[DATA]

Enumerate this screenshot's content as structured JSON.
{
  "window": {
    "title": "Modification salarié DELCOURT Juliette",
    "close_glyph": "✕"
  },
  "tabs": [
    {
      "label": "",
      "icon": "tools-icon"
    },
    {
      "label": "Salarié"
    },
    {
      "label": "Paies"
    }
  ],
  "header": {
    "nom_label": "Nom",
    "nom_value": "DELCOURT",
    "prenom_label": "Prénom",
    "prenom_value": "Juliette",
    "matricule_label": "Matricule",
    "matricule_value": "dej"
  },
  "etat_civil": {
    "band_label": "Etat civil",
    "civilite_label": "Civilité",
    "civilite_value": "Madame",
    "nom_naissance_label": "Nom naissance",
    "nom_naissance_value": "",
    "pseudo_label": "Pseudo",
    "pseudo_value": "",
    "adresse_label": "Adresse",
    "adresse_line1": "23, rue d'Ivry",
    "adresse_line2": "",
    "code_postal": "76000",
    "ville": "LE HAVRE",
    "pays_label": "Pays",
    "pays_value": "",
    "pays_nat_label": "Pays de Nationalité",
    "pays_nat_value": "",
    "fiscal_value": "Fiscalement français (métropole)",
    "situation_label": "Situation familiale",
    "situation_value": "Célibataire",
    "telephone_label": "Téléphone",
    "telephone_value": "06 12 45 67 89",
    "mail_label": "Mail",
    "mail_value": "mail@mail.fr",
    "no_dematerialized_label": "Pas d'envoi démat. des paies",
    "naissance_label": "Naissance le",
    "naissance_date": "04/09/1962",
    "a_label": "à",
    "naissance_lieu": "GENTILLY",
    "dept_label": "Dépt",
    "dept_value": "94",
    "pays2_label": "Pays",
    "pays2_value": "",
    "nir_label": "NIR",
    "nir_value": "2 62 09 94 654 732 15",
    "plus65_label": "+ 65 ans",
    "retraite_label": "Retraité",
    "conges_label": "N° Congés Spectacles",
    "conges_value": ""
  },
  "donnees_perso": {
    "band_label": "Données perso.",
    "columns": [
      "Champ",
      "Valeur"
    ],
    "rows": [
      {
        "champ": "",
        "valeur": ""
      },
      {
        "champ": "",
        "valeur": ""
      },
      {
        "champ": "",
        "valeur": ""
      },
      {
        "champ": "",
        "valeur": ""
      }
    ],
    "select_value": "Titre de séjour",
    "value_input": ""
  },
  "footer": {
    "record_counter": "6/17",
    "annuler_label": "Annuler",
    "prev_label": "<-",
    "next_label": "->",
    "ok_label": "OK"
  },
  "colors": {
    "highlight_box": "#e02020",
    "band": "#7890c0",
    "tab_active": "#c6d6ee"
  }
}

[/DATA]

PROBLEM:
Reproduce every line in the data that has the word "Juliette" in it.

RESPONSE TO THIS EXERCISE:
    "title": "Modification salarié DELCOURT Juliette",
    "prenom_value": "Juliette",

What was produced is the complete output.